  • Oh, what do you figure, now baseball is going down the toilet. Much like the last Patriots and football season, I struggle to consistently invest in this Red Sox season. Baseball has its issues with connecting to the younger generation because of its game length and pace of play, but this is only the next step in an unfortunate pattern of mine.
  • Hold on a minute. I have real and spectacular excitement for this Celtics season. Oh yeah, this team is loaded, and are sure to create buzz around here. *Gordon Hayward is taken away on a stretcher.* So…. where were we? Oh, I just don’t have a lot of enthusiasm with this Celtics team.

No more. No more excuses, because there is no more unconditional sports love. Logically, this could be just, what they call, a “phase.” If I was twelve years younger, than that totally makes sense. This enlightenment of mine probably isn’t the result of me temporarily fading away from the weekly Patriots game with the Bills. This change is real, because sports do not seem real in my world.

As a high school senior in the midst of the college application and decision firestorm, sports should be my security blanket. Most others view sports on their television as an escape from the problematic in and outs of their lives. Well, my whole life has felt like an escape. Sports weren’t there for me to take leisure in after a tough practice or drama rehearsal. Those 25-something year olds cashing in millions of dollars to go reach for a ball were my in and outs of life. Playing on a team or performing on a group develops your character, and I have been escaping from that for far too long.

I guess what I’m trying to say is, following the professional sports world like a religion or career blinded me from what I’m doing now. If all the dominoes fall correctly, I hope I find myself posting these reflectional pieces online somewhere as my future. If that’s the case, then I have to be in touch with myself, emotionally, spiritually, whatever. Every action and step of mine needs to relate to my writing. I’m putting every last fiber in my body for this purpose, because this is all I’ve got going for me. The possibility of me staying a consistent member of the baseball team, forming relationships with coaches and other important figures in the community, and making an overall difference in the community is in the past. My resume is awfully thin due to my incompetency to just go out more. To make up for my blown chances, I have to live my life like it is a string of memoirs and reflections.

I know it sounds shortsighted to connect my avid sports passion to me being stagnant. I really use it to contrast what’s it like for me in the present. Sports consumed me previously. Now, I can’t get over the red flag that sports is a non-factor in my life, in that emotional and spiritual level. I don’t have it in me anymore to get all riled up about the Celtics falling behind in the Eastern Conference standings. Essentially, if I can’t write about it, then it is borderline irrelevant.

So, what’s the endgame in all of this? Any possible reader just sat through a three and a half page timeline of some high school kid liking sports, then he didn’t, and now he’s on some anti-sports sabbatical.

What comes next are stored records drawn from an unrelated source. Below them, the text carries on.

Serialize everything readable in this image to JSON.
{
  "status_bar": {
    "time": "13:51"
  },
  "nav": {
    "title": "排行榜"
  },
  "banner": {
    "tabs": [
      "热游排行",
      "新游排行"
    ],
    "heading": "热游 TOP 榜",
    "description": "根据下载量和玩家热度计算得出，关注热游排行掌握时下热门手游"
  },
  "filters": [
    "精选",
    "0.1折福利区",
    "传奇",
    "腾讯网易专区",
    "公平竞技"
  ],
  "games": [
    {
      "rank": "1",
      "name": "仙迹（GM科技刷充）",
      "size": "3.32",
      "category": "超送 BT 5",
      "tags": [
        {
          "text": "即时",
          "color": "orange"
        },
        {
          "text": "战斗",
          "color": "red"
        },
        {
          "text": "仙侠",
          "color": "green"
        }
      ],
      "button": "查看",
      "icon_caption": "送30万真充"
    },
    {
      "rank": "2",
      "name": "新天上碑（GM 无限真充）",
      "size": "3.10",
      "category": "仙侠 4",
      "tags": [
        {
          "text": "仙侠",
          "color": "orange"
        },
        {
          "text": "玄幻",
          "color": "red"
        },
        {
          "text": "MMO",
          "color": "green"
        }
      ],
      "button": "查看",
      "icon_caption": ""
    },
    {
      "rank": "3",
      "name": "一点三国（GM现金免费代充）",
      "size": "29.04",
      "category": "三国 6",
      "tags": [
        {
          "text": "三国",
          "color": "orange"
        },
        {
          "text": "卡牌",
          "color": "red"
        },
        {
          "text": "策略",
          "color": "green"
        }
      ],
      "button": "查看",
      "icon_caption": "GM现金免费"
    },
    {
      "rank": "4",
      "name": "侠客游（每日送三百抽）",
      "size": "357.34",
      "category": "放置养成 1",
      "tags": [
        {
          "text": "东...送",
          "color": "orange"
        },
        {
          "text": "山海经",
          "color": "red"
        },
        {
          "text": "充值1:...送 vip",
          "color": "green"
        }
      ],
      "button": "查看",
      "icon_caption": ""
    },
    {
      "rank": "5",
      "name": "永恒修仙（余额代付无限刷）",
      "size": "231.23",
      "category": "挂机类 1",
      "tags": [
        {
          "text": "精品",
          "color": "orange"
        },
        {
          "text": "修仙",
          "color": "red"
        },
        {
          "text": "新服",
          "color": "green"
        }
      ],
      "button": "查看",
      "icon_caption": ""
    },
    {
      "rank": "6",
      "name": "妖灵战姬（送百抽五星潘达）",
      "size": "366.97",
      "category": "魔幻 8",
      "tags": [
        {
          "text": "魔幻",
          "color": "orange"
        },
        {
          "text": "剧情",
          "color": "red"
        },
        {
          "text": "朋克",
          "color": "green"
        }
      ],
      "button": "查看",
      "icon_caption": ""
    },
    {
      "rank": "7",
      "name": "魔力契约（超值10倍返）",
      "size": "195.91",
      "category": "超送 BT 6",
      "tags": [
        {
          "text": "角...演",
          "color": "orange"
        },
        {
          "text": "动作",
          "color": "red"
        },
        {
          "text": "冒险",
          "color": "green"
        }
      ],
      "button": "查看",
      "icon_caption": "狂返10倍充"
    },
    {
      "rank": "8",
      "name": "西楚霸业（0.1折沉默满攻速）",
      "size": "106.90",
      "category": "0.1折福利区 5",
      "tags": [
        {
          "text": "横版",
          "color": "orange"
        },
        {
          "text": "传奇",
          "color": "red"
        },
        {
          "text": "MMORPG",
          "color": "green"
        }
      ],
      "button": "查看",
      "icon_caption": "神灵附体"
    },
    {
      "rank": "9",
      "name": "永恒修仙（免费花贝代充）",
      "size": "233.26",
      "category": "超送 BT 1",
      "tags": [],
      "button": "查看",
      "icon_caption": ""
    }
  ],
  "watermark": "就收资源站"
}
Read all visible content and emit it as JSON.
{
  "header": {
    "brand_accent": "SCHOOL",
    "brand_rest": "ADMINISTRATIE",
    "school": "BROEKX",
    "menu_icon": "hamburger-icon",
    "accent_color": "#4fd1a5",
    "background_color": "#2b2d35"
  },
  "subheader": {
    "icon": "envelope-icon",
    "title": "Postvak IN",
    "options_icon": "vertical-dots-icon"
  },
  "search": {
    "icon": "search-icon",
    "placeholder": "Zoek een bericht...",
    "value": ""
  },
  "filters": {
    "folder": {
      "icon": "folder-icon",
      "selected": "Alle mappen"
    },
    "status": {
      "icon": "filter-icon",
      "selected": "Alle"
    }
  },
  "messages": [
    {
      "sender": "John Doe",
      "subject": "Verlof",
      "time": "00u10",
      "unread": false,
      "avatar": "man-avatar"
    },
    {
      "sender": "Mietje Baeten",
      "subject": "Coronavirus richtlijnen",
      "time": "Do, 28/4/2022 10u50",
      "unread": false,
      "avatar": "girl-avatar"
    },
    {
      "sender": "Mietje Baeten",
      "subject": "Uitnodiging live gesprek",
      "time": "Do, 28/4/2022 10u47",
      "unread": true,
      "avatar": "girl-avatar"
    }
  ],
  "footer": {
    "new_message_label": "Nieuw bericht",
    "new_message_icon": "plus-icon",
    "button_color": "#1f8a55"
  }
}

Yep, that’s close enough. Think of this in the latter of that description. In a time of my life where I constantly need to be in touch with myself, which in it of itself is me feeling and being important, crazed sports fandom can’t come along this new ship of mine. I wish I hadn’t become so self-conscious about my relevance in society. It’s a hurdle I simply can’t avoid.

Sports: We had a great run. I’d love to keep in touch as friends, but this thing of ours is over. It’s not you, it’s me. No, really.